Install Touch Pads to Cover

OK, now we can work on installing the touch pads into the cover. To do this, start by inserting one pad through the cutout on the cover from the bottom. Then, orient the pad so the lip (or the side with the flush surface) rests on top of the cover. This way, when you press down on the pad, it doesn't pop out of the cover. It may or may not have a tight fit. Some of the tolerances differ due to the nature of 3D printing. Repeat this process for all six pads. 

Matching Pads with Pin Numbers

It's a good idea to match the pad with the pin numbers on the capacitive touch sensor. Pad 1 should be with Pin #0, pad 2 with pin #1, and so on and so fourth. The goal here is to order the pads so they're chronological with the pin numbers on the capacitive touch sensor.

If we can't determin which pad is connected to which wire, we can use a multimeter to find out.
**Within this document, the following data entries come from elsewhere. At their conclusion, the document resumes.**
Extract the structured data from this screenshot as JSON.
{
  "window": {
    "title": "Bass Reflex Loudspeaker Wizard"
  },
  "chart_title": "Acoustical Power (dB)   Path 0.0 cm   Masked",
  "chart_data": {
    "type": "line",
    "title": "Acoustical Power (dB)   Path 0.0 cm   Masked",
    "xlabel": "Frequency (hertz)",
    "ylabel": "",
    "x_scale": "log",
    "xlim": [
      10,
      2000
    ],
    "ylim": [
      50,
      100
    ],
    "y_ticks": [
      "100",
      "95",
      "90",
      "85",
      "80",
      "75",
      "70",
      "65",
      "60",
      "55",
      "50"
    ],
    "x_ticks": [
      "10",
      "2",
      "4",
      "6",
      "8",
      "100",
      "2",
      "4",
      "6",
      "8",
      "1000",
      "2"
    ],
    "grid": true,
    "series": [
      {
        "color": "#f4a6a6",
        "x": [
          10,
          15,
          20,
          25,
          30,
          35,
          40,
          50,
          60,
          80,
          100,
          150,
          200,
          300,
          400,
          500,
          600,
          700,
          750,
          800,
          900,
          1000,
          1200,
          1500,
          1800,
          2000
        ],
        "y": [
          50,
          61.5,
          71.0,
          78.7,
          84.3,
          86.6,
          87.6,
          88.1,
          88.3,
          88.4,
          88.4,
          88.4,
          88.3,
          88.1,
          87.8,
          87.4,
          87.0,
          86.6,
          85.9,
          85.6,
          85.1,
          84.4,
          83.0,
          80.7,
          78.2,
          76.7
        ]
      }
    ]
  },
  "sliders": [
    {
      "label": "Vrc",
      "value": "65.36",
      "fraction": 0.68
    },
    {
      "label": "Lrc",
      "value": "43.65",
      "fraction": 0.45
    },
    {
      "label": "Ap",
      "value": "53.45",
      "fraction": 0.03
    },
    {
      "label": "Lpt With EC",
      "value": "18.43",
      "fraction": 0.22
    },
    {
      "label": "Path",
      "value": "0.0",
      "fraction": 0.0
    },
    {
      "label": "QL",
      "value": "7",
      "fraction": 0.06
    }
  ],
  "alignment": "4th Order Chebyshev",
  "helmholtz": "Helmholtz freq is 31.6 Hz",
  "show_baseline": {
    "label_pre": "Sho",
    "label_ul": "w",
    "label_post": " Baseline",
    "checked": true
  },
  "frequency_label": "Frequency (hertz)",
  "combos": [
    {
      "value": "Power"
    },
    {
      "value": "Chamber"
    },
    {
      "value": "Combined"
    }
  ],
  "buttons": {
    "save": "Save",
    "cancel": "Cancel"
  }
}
Use the continuity mode on the multimeter. Then, stick one probe to a pin number, and the other to one of the pads – you'll hear an audible "beep" when there's an electrical connection.

Installed Touch Pads

OK, now we should have all six touch pads installed into the cover. Now is a good time to double check the order of the pads. Make sure they're consistent, chronological, all that jazz.

Secure Pads and NeoPixel

Now that we have our NeoPixel ring and six touch pads installed into the cover, it's a good idea to secure them in place. Again, theres more than one way to skin a... never mind! So you could do this with hot glue, E6000 or tape. Whatever you have on hand. I personally used mounting tack. I like it because I can always remove it later without leaving behind a mess. But the goal here is to keep the components from coming out of their spots. Since 3D printing tends to have variable tolerances, the parts might pop out of place unless there's something holding it in place.  

Install Battery

Let's go ahead and place the battery into the enclosure. It can rest on top of the components. You might think this might damage the components or wiring but, honestly I haven't experienced any issues. As long as you don't shake the enclosure ferociously, I think it'll be OK. There's also plent of room in the enclosure for some sort of cushioning, like papper or cotton? If you're worried about puncturing the lipo battery, you can wrap it in gaffers tape for extra protection. Or maybe use a AAA battery pack? Not sure that would fit. Options!

Install Cover

OK now for the last step. Let's fit the cover over the enclosure. The indentations on the lip of the cover snap fit into the nubs on the inside edge of the enclosure. You'll need to apply some press to get them to snap together. Fitting the cover at an angle might be helpful. Once you get all six edges shut, you should have a really tight fitting. That cover is never coming out now! JK, you should be able to pry it open with your finger nails or spatula if you ever need to open it back up.

Finished Build!

Welp, thats all folks! Our assembly is complete. We can try it out now. Turn it on and connect your new MIDI controller to your preferred DAW. Check out the next page for connectivity options.

User Interface

So how does this thing work? You'll definitely want to read Todd's guide on how the interface works. There's several commands and settings you can adjust by tapping on multiple pads. Change the tempo, pitch, velocity or even MIDI channel. Click the green button below to automatically teleport to Todd's guide. 

Connecting BLE MIDI Devices

OK, so how do we connect BLE MIDI devices to our computer (or mobile device)? On a mac, you can use the Audio MIDI Setup utility. Open the MIDI studio window. Then, double click on the Bluetooth icon to open the Bluetooth Configuration window. From here, you'll see the MIDI device, "Adafruit Bluefruit LE". Click on the connect button to connect your computer to the device. Then, you should be able to use audio software like Ableton, Logic, GarageBand, etc. This guide won't cover how to connect MIDI devices to a particular piece of software. There's tons of other great resources for that! 

This guide was first published on Feb 15, 2017. It was last updated on Jul 15, 2016.